This week has been an interesting experience in working on a collaborative project in the asynchronous vacuum of cyberspace. I believe this is the largest group of people I have worked with to create a single product. And it is very difficult to make everybody’s schedules coexist. For example, I am a night owl because there is no possibly way for me to get any school work done when my young children are awake. However, 10 PM meeting times rarely works for ANYONE! Nonetheless, the rubric is coming along nicely, thanks to everyone’s hard work. I am thankful for those who do the initial trail blazing of structuring the rubric, because I often focus too much on the big picture that I get lost.
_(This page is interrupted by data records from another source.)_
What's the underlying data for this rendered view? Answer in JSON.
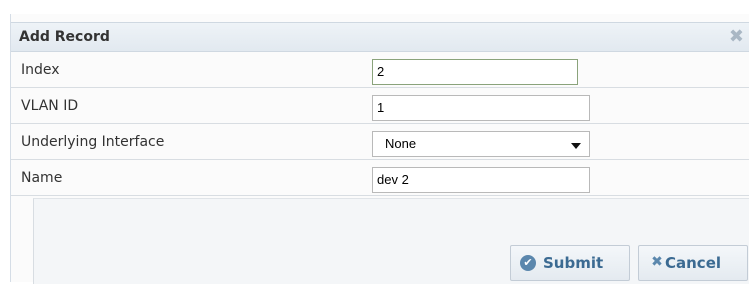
{
  "dialog": {
    "title": "Add Record",
    "close_icon": "close-icon"
  },
  "fields": {
    "index": {
      "label": "Index",
      "value": "2"
    },
    "vlan_id": {
      "label": "VLAN ID",
      "value": "1"
    },
    "underlying_interface": {
      "label": "Underlying Interface",
      "value": "None"
    },
    "name": {
      "label": "Name",
      "value": "dev 2"
    }
  },
  "buttons": {
    "submit": {
      "label": "Submit",
      "icon": "check-circle-icon"
    },
    "cancel": {
      "label": "Cancel",
      "icon": "x-icon"
    }
  },
  "colors": {
    "title_bar": "#e8eef4",
    "button_text": "#3b6a92",
    "focused_field_border": "#8aa37b"
  }
}
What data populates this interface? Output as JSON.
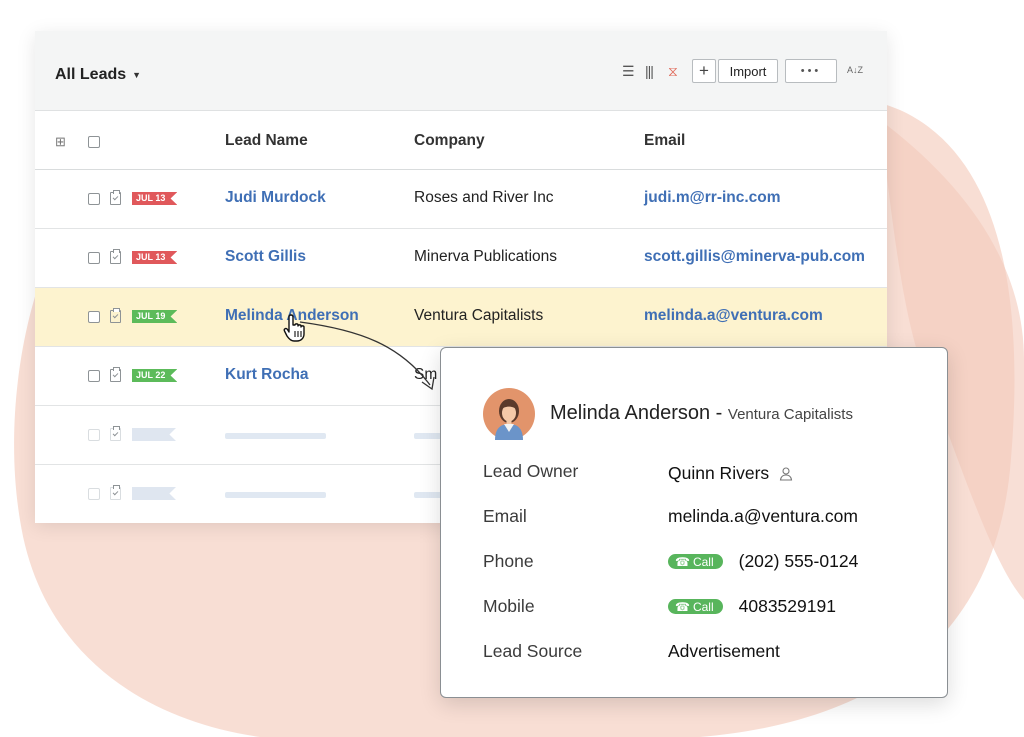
{
  "header": {
    "view_title": "All Leads",
    "import_label": "Import",
    "more_label": "•••",
    "sort_glyph": "A↓Z"
  },
  "columns": [
    "Lead Name",
    "Company",
    "Email"
  ],
  "rows": [
    {
      "tag": "JUL 13",
      "tag_color": "#e0585b",
      "name": "Judi Murdock",
      "company": "Roses and River Inc",
      "email": "judi.m@rr-inc.com"
    },
    {
      "tag": "JUL 13",
      "tag_color": "#e0585b",
      "name": "Scott Gillis",
      "company": "Minerva Publications",
      "email": "scott.gillis@minerva-pub.com"
    },
    {
      "tag": "JUL 19",
      "tag_color": "#5cbb5a",
      "name": "Melinda Anderson",
      "company": "Ventura Capitalists",
      "email": "melinda.a@ventura.com"
    },
    {
      "tag": "JUL 22",
      "tag_color": "#5cbb5a",
      "name": "Kurt Rocha",
      "company": "Sm",
      "email": ""
    }
  ],
  "card": {
    "name": "Melinda Anderson",
    "separator": " - ",
    "company": "Ventura Capitalists",
    "fields": [
      {
        "label": "Lead Owner",
        "value": "Quinn Rivers"
      },
      {
        "label": "Email",
        "value": "melinda.a@ventura.com"
      },
      {
        "label": "Phone",
        "value": "(202) 555-0124",
        "call_label": "Call"
      },
      {
        "label": "Mobile",
        "value": "4083529191",
        "call_label": "Call"
      },
      {
        "label": "Lead Source",
        "value": "Advertisement"
      }
    ]
  },
  "colors": {
    "link": "#3f6fb5",
    "highlight_row": "#fdf3cf",
    "overdue_tag": "#e0585b",
    "upcoming_tag": "#5cbb5a",
    "call_badge": "#58b55c",
    "background_blob": "#f7d8cd"
  }
}
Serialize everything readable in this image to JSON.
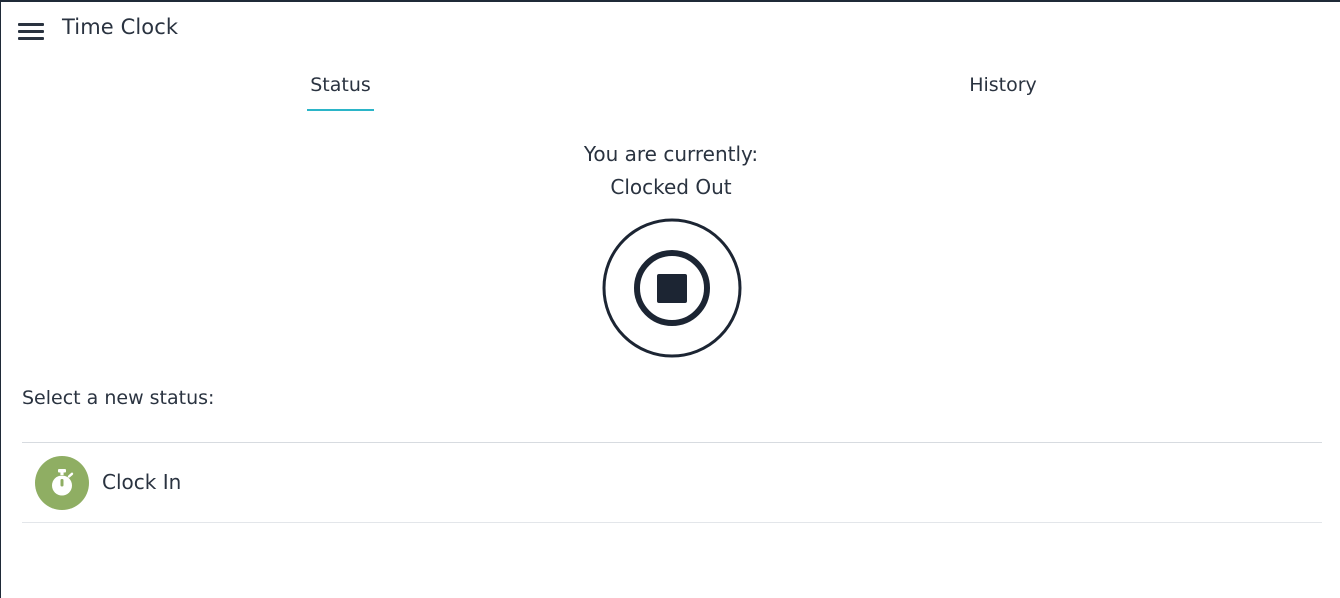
{
  "header": {
    "title": "Time Clock",
    "menu_icon": "hamburger-menu-icon"
  },
  "tabs": [
    {
      "label": "Status",
      "active": true
    },
    {
      "label": "History",
      "active": false
    }
  ],
  "status": {
    "current_label": "You are currently:",
    "current_value": "Clocked Out",
    "badge_icon": "stop-icon"
  },
  "select": {
    "label": "Select a new status:",
    "options": [
      {
        "label": "Clock In",
        "icon": "stopwatch-icon",
        "color": "#8fae63"
      }
    ]
  },
  "colors": {
    "accent": "#2bb5c8",
    "text": "#2a3340",
    "icon_dark": "#1c2533",
    "clock_in": "#8fae63"
  }
}
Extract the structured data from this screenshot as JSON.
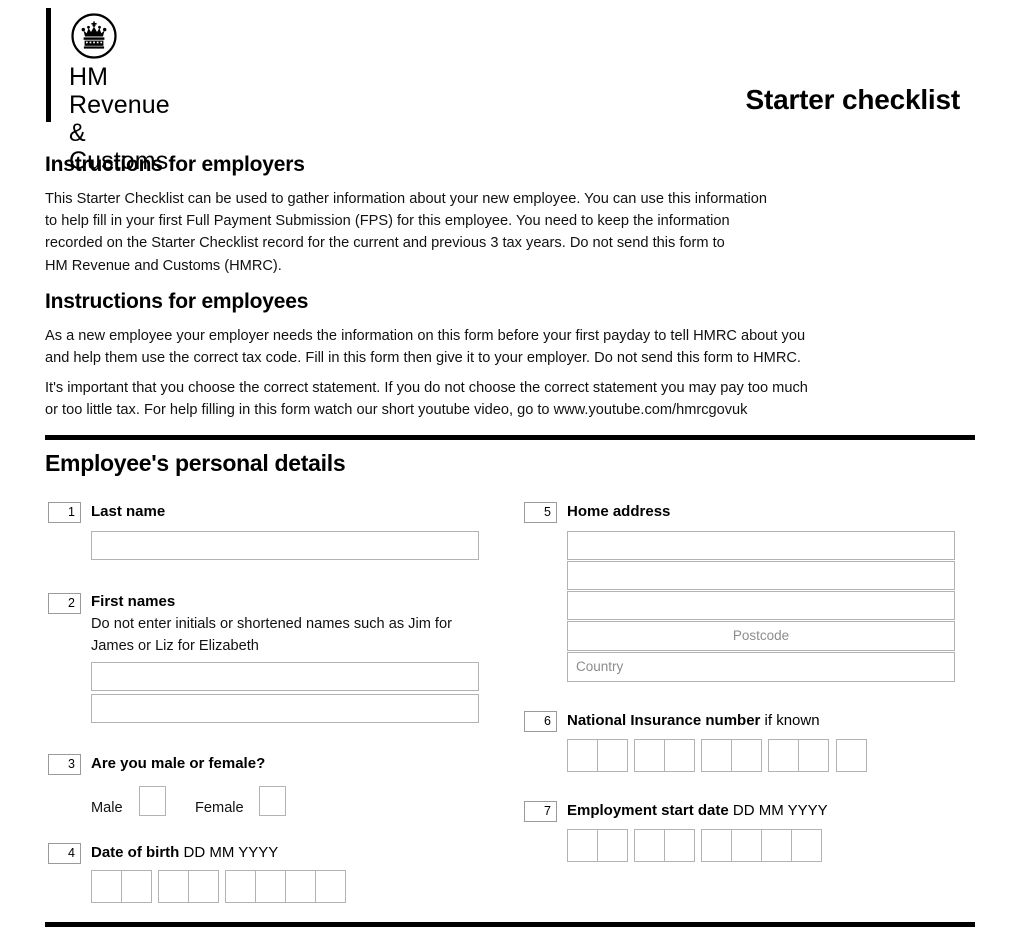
{
  "header": {
    "logo_icon": "royal-crown-icon",
    "logo_text": "HM Revenue\n& Customs",
    "doc_title": "Starter checklist"
  },
  "instructions": {
    "employers": {
      "heading": "Instructions for employers",
      "body": "This Starter Checklist can be used to gather information about your new employee. You can use this information\nto help fill in your first Full Payment Submission (FPS) for this employee. You need to keep the information\nrecorded on the Starter Checklist record for the current and previous 3 tax years. Do not send this form to\nHM Revenue and Customs (HMRC)."
    },
    "employees": {
      "heading": "Instructions for employees",
      "body1": "As a new employee your employer needs the information on this form before your first payday to tell HMRC about you\nand help them use the correct tax code. Fill in this form then give it to your employer. Do not send this form to HMRC.",
      "body2": "It's important that you choose the correct statement. If you do not choose the correct statement you may pay too much\nor too little tax. For help filling in this form watch our short youtube video, go to www.youtube.com/hmrcgovuk"
    }
  },
  "personal_details": {
    "heading": "Employee's personal details",
    "q1": {
      "number": "1",
      "label": "Last name",
      "value": ""
    },
    "q2": {
      "number": "2",
      "label": "First names",
      "hint": "Do not enter initials or shortened names such as Jim for\nJames or Liz for Elizabeth",
      "value_line1": "",
      "value_line2": ""
    },
    "q3": {
      "number": "3",
      "label": "Are you male or female?",
      "male_label": "Male",
      "female_label": "Female",
      "male_checked": "",
      "female_checked": ""
    },
    "q4": {
      "number": "4",
      "label": "Date of birth",
      "format": "DD MM YYYY",
      "groups": [
        2,
        2,
        4
      ],
      "values": [
        "",
        "",
        "",
        "",
        "",
        "",
        "",
        ""
      ]
    },
    "q5": {
      "number": "5",
      "label": "Home address",
      "line1": "",
      "line2": "",
      "line3": "",
      "postcode_placeholder": "Postcode",
      "postcode_value": "",
      "country_placeholder": "Country",
      "country_value": ""
    },
    "q6": {
      "number": "6",
      "label_bold": "National Insurance number",
      "label_light": "if known",
      "groups": [
        2,
        2,
        2,
        2,
        1
      ],
      "values": [
        "",
        "",
        "",
        "",
        "",
        "",
        "",
        "",
        ""
      ]
    },
    "q7": {
      "number": "7",
      "label": "Employment start date",
      "format": "DD MM YYYY",
      "groups": [
        2,
        2,
        4
      ],
      "values": [
        "",
        "",
        "",
        "",
        "",
        "",
        "",
        ""
      ]
    }
  },
  "colors": {
    "rule": "#000000",
    "field_border": "#b3b3b3",
    "placeholder": "#8d8d8d",
    "num_border": "#9a9a9a"
  }
}
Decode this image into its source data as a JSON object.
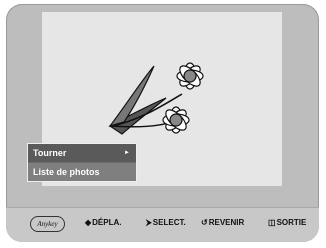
{
  "menu": {
    "items": [
      {
        "label": "Tourner",
        "submenu_indicator": "►",
        "selected": true
      },
      {
        "label": "Liste de photos",
        "selected": false
      }
    ]
  },
  "footer": {
    "anykey_label": "Anykey",
    "move_icon": "◆",
    "move_label": "DÉPLA.",
    "select_icon": "⮞",
    "select_label": "SELECT.",
    "return_icon": "↺",
    "return_label": "REVENIR",
    "exit_icon": "◫",
    "exit_label": "SORTIE"
  },
  "colors": {
    "screen_background": "#bdbdbd",
    "photo_background": "#e6e6e6",
    "menu_background": "#7f7f7f",
    "menu_selected": "#5a5a5a"
  }
}
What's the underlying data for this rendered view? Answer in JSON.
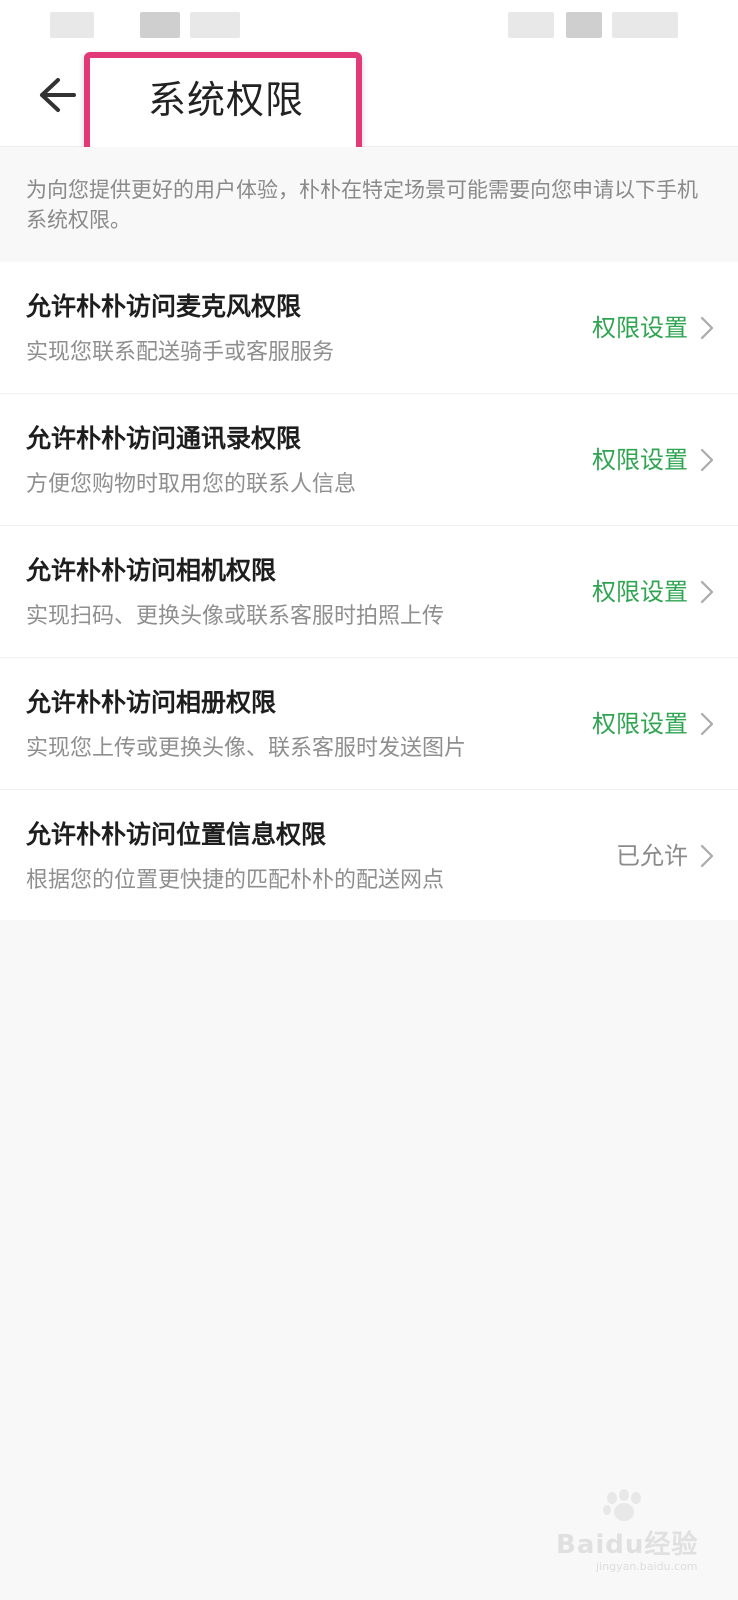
{
  "header": {
    "title": "系统权限"
  },
  "intro": {
    "text": "为向您提供更好的用户体验，朴朴在特定场景可能需要向您申请以下手机系统权限。"
  },
  "permissions": [
    {
      "title": "允许朴朴访问麦克风权限",
      "desc": "实现您联系配送骑手或客服服务",
      "action": "权限设置",
      "state": "settings"
    },
    {
      "title": "允许朴朴访问通讯录权限",
      "desc": "方便您购物时取用您的联系人信息",
      "action": "权限设置",
      "state": "settings"
    },
    {
      "title": "允许朴朴访问相机权限",
      "desc": "实现扫码、更换头像或联系客服时拍照上传",
      "action": "权限设置",
      "state": "settings"
    },
    {
      "title": "允许朴朴访问相册权限",
      "desc": "实现您上传或更换头像、联系客服时发送图片",
      "action": "权限设置",
      "state": "settings"
    },
    {
      "title": "允许朴朴访问位置信息权限",
      "desc": "根据您的位置更快捷的匹配朴朴的配送网点",
      "action": "已允许",
      "state": "allowed"
    }
  ],
  "watermark": {
    "brand": "Baidu经验",
    "url": "jingyan.baidu.com"
  },
  "colors": {
    "accent_green": "#2fa552",
    "highlight_box": "#e23a79"
  },
  "icons": {
    "back": "back-arrow-icon",
    "chevron": "chevron-right-icon"
  }
}
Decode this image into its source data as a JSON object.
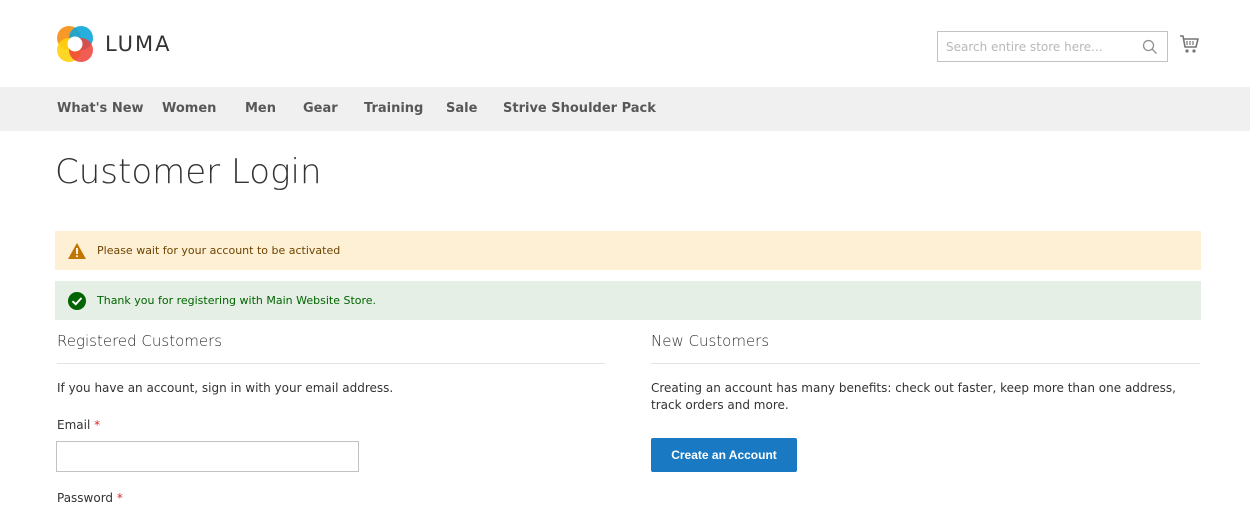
{
  "header": {
    "logo_text": "LUMA",
    "search_placeholder": "Search entire store here...",
    "search_icon": "search-icon",
    "cart_icon": "cart-icon"
  },
  "nav": {
    "items": [
      "What's New",
      "Women",
      "Men",
      "Gear",
      "Training",
      "Sale",
      "Strive Shoulder Pack"
    ]
  },
  "main": {
    "title": "Customer Login",
    "messages": {
      "warning": "Please wait for your account to be activated",
      "success": "Thank you for registering with Main Website Store."
    },
    "registered": {
      "title": "Registered Customers",
      "intro": "If you have an account, sign in with your email address.",
      "email_label": "Email",
      "password_label": "Password",
      "required_mark": "*",
      "email_value": ""
    },
    "new_customers": {
      "title": "New Customers",
      "description": "Creating an account has many benefits: check out faster, keep more than one address, track orders and more.",
      "button_label": "Create an Account"
    }
  },
  "colors": {
    "primary_button": "#1979c3",
    "nav_background": "#f0f0f0",
    "warning_background": "#fdf0d5",
    "success_background": "#e5efe5",
    "required": "#e02b27"
  }
}
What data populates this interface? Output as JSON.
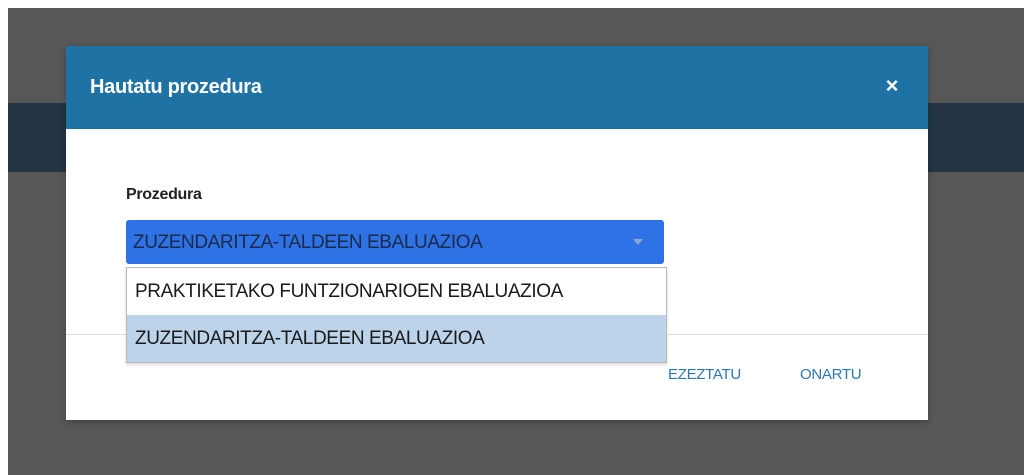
{
  "modal": {
    "title": "Hautatu prozedura",
    "close_symbol": "×",
    "field_label": "Prozedura",
    "select_value": "ZUZENDARITZA-TALDEEN EBALUAZIOA",
    "cancel_label": "EZEZTATU",
    "accept_label": "ONARTU"
  },
  "dropdown": {
    "options": [
      {
        "label": "PRAKTIKETAKO FUNTZIONARIOEN EBALUAZIOA",
        "selected": false
      },
      {
        "label": "ZUZENDARITZA-TALDEEN EBALUAZIOA",
        "selected": true
      }
    ]
  },
  "colors": {
    "overlay": "#575757",
    "header_band": "#243444",
    "modal_header": "#1f72a4",
    "select_focus": "#2f72e6",
    "button_text": "#2a78b8",
    "option_highlight": "#bcd3ea"
  },
  "icons": {
    "close": "close-icon",
    "select_arrow": "chevron-down-icon"
  }
}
Eventually, I did have the privilege of re-glossing the rubric with student lingo. I am afraid, however, that sometimes I get too silly with my verbiage to come across as a highly trained professional. Oh well… that’s what peer review is for, right?
As far as the reflection on lesson engagement, we had an interesting discussion on the idea of entertainment. I appreciate the idea that it’s not the teacher’s duty to entertain students. We do want students to work towards intrinsic motivation in their learning. However, the idea of entertainment is something that our students already have pre-installed when they enter our classrooms. Since birth, they have been bombarded with toys, sounds, television, and games for the main purpose of entertainment.
For some reason there’s a very subtle stigma that learning shouldn’t be fun. We boldly holler that learning IS fun… but very deep down, there’s a lingering doubt. However, we also know that the very best learning is extremely fun! So fun, in fact, you’re not really aware just how engaged you’ve been. If I could live at OMSI or Portland Children’s Museum in Portland, Oregon, I totally would! Those places are ridiculously fun!
Self-awareness that you are learning and you’re enjoying is a rather mature concept that doesn’t usually come natural to the modern student. I may be wrong, but I don’t think a mild bit of “trickery” into fun learning is such a bad thing.